      • invitro says:

        At which step do I get to demand my safe space, and blame all my problems on other peeps’ microaggressions?

        • TheParthenon says:

          Yawn. You get to do that at the point that you stop being so boring and get more creative in your trolling. Von Uber had it exactly right: too obvious, my dude.

    • Premium User Badge

      Graham Smith says:

      Invitro has been banned.

      Probably best to just ignore the obvious trolls, y’all.

    • Sandepande says:

      Have a child first and then we’ll talk.

  3. Grizzly says:

    On the forum, history buff Notenome reviews the Civilizations of Civilization.

    Qin Shi Huang is … interesting. China has such a long recorded history that the depth and breadth of potential leaders dwarfs most every other civ. That said Qin Shi Huang is an odd choice because he is not actually very representative of most Chinese emperors. Whilst he successfully unified China and defeated the other warring states, the Qins were pretty much a one generation dynasty, quickly collapsing after Qin Shin Huang’s death. Their anti-humanist ideology, known in the West as Legalism, was dissonant with the much of came before and after and the Qin’s burning of books and killing of scholars is not behavior typically associated with Chinese emperors (at least not as an ideal). In other words, while Qin Shi Huang achieved some spectacular success in life, his successes were very short lived, which is perhaps more representative of European civs (Bismarck, Alexander, Napoleon etc) than Asian ones.

    • froz says:

      The link is not working (for me). Sounds interesting though.

      • DelrueOfDetroit says:

        I noticed this glitch happening once before earlier in the week when Claudia posted a link in the comments of her article. I assumed it was because of the strain to that comment section. Now it is obvious I was wrong and it can only be because RPS hates free speech so much.

  4. Jekadu says:

    The article on David Gaider is actually a synopsis of a speech at Sweden Game Conference. I wonder where the follow-up interview promised at the end went.

    It was a good presentation, and the panel after that was also nice, although I was a bit amused at how neurodiversity was the only type of diversity nobody brought up. Not gonna fault the panelists too much for that; inclusiveness is a thankless enough task as it is.

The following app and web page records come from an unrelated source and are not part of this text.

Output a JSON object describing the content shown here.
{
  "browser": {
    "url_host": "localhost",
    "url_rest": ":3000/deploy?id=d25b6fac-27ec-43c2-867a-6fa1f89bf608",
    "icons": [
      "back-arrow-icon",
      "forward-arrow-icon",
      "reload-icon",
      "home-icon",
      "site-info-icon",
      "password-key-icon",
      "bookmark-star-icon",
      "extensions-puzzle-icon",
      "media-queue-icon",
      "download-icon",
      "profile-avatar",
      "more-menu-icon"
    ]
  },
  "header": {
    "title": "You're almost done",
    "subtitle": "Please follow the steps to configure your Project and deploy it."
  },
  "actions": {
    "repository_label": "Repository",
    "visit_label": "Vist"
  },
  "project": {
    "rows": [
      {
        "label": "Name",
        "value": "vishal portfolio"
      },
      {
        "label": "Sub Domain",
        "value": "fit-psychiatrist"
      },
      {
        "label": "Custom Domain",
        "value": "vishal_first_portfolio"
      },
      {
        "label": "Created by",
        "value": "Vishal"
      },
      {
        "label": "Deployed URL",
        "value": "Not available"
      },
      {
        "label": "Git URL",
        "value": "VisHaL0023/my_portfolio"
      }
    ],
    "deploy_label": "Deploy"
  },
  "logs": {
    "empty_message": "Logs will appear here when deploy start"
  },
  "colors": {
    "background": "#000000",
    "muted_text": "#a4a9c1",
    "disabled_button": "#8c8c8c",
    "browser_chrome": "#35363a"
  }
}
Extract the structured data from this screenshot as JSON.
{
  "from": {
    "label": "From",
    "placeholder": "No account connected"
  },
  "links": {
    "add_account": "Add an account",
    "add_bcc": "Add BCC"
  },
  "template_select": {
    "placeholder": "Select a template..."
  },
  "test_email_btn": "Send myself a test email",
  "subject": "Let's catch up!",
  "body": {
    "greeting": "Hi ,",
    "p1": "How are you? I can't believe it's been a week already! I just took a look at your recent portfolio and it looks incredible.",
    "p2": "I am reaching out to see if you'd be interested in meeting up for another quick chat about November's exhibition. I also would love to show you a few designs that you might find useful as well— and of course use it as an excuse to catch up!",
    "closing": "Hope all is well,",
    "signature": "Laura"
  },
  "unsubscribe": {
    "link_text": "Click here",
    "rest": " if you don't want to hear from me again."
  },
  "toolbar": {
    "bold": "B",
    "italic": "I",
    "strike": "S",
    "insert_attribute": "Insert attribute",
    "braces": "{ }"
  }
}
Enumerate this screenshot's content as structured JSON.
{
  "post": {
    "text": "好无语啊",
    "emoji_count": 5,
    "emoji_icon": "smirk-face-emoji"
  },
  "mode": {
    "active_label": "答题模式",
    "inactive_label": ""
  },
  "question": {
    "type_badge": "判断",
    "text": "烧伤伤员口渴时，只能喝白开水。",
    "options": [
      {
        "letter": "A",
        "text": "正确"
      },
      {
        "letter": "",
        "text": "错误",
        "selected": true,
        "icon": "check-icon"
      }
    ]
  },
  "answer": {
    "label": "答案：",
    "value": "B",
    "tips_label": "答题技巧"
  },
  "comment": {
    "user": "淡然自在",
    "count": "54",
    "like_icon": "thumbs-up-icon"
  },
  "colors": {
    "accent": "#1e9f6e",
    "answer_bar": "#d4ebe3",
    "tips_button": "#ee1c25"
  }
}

    Afterwards I spoke a bit to David Gaider about neurodiversity in general and being on the spectrum in particular. My own opinion is that a well-researched character will always be more interesting than a character with a vaguely-defined, made-up disorder as reality is often stranger than fiction, among other reasons. Mr. Gaider mentioned that Cole in Dragon Age: Inquisition was written with autistic mannerisms in mind without making anything explicit, but I had to tell him that I couldn’t give him any useful feedback on how successful he was because Cole’s status as a character imported from a novel made me feel alienated to him.

  5. Emeraude says:

    My own opinion is that a well-researched character will always be more interesting than a character with a vaguely-defined, made-up disorder as reality is often stranger than fiction

    One caveat to that, which I think is something anyone involved in the making of fiction has to deal with at one point or another, is that reality is so much stranger than fiction that, unless you’re outright telling your intended audience that some elements are directly taken from reality (and giving proof), they will flat out refuse to believe them and dismiss them as bad creations.